“As one of the largest landowners in the city, we are committed to bringing more green spaces to our schools and raising awareness about green infrastructure,” said Superintendent William Hite. “We have a mission that every student will have access to outdoor learning environments like this one that integrates stormwater management, play areas, learning areas, passive and active recreation and community resources into green spaces.”
Hite said the district now has 38 schools with green stormwater infrastructure with five more being added each year.
Philadelphia Water Commissioner Randy Hayman presented Hite and Southwark Principal Andrew Lukov with plaques recognizing the district as a “stormwater pioneer,” with special honors to 13 of the 38 schools, including Southwark, for their “exceptional commitment” to the maintenance, education and community engagement around green stormwater infrastructure. “The district’s commitment to greening schools contributes a great deal to the sustainability of our city,” said Hayman
Many of the schools receive grants from the water department to do this work.
Hayman gave a shout out to Homeroom 207 — Uani and Jocelyn’s class — for being present.
“This is a great program for you to be a part of,” he said. “As children you often look at things on the news, and they talk about climate change and environmental sustainability, but you’re dealing with it right here. You are looking at it the same way as the adults and the scientists look at it...what you’re learning now is going to make you a better citizen going forward.”
The district has also been partnering with Fairmount Water Works, which is developing a K-12 curriculum on “understanding the urban watershed.”
It is important that students learn in school that they all have a role in preserving the environment, said Ellen Schultz, director of education partnerships at the Water Works. “We want this embedded in every classroom... this is something they should experience during the school day.”
Green schoolyards like Southwark’s “allow students to learn hands-on about their watershed and green infrastructure,” she said.

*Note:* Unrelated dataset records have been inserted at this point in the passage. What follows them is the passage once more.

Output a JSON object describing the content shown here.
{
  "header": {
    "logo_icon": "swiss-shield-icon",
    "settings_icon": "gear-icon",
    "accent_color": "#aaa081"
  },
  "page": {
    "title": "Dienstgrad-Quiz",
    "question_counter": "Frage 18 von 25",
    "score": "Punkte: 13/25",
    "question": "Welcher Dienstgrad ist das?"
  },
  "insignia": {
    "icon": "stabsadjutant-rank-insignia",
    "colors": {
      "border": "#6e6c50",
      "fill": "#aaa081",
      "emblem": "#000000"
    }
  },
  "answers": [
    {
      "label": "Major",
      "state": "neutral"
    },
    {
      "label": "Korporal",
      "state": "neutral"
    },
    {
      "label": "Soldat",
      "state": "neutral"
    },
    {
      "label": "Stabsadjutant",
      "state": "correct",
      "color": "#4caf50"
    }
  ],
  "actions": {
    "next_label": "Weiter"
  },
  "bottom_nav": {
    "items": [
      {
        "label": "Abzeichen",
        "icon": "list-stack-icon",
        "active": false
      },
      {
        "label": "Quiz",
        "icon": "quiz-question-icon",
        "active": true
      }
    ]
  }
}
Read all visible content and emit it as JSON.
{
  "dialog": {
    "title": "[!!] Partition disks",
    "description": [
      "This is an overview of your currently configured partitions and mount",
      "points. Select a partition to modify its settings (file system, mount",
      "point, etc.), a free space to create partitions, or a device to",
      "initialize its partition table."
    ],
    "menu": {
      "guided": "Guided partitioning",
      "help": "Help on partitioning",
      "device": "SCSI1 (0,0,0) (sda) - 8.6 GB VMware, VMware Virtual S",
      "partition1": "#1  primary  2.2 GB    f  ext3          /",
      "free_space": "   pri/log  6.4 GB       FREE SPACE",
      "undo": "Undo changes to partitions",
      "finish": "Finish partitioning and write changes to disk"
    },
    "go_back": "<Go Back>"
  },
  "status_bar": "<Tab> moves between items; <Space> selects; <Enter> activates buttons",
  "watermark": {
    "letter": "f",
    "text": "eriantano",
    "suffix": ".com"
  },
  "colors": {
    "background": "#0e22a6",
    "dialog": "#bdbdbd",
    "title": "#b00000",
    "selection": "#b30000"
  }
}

Uani and Jocelyn and the other students in Room 207 are among those piloting the Water Works’ fourth and fifth grade curriculum. “They are learning that it’s really important to have safeguards to keep our water clean,” said their teacher, Joseph Ulrich. And they’re learning that they need to do something about it themselves, if they want a livable environment “when they’re my age.”
Lukov, the principal, noted that Southwark has been around for 112 years — it was built in 1909.

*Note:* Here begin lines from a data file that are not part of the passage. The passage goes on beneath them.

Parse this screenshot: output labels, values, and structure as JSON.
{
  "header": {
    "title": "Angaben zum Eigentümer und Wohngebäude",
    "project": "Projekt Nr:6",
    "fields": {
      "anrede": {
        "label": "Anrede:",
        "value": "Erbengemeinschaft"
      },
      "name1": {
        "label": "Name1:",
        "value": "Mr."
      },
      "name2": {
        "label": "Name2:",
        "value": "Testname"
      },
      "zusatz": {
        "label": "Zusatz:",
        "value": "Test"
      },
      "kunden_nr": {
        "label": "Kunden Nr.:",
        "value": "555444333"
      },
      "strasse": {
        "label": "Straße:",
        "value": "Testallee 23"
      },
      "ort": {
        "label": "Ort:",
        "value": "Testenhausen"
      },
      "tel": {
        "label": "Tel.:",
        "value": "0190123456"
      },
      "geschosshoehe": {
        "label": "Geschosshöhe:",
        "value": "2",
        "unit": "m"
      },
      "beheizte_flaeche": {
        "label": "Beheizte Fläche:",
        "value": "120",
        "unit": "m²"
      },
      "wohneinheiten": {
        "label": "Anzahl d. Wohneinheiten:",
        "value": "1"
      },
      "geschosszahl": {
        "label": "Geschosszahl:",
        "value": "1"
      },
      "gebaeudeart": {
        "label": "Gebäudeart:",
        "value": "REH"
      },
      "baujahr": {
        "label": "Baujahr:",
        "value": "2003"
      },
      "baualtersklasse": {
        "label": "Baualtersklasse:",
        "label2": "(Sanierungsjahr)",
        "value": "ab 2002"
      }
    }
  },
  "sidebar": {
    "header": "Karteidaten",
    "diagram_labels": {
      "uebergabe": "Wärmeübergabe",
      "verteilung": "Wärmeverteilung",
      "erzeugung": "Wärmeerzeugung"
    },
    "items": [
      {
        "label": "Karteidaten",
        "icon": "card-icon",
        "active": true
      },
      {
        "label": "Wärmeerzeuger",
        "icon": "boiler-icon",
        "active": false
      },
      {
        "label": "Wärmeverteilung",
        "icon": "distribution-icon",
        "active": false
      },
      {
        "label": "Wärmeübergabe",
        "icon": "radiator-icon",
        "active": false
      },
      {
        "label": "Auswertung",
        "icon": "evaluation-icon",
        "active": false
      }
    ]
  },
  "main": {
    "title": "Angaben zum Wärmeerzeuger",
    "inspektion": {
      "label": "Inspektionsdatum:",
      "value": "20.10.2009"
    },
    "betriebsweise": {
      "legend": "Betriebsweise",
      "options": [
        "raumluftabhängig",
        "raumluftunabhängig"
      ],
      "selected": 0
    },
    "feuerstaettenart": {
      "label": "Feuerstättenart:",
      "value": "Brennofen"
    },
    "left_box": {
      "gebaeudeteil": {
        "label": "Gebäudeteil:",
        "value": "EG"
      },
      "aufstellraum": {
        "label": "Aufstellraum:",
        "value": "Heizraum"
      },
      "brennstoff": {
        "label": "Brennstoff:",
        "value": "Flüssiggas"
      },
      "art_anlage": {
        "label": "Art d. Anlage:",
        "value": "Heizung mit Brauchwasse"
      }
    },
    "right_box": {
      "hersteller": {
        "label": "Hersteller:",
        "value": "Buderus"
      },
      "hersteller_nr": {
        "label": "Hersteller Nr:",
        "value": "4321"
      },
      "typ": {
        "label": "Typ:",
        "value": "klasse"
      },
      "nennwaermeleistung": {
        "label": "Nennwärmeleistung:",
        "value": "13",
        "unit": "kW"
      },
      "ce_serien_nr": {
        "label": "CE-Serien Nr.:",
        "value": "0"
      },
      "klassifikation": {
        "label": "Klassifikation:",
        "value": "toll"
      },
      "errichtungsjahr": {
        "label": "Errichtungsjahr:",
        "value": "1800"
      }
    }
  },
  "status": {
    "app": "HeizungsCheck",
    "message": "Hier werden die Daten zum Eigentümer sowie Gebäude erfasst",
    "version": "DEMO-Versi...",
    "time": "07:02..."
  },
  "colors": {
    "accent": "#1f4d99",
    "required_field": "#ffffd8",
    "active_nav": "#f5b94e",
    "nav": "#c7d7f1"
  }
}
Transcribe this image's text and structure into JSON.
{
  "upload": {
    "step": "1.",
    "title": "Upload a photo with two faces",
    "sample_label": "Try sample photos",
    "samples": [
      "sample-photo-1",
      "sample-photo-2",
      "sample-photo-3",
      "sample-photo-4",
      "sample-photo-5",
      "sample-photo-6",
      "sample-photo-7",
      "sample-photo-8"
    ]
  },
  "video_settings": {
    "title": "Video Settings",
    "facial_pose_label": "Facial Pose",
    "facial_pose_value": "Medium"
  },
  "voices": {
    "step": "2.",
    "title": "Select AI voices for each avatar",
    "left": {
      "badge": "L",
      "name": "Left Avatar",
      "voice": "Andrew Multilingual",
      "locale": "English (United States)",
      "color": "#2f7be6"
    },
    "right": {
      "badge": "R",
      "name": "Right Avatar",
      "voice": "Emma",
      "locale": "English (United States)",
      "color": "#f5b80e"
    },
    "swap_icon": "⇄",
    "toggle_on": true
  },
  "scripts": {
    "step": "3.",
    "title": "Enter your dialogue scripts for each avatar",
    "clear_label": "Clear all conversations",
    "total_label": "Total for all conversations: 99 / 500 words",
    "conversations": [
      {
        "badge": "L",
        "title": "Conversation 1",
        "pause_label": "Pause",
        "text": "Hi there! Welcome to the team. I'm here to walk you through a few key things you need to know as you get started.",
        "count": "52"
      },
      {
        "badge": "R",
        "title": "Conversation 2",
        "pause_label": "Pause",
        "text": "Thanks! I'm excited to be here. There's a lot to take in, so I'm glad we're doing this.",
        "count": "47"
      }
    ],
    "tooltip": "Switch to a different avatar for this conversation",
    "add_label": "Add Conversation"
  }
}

“For 111 years, our students did not have a playground nor green space to call their own,” he said. With the added feature that it is environmentally friendly, Lukov said, “now they do.”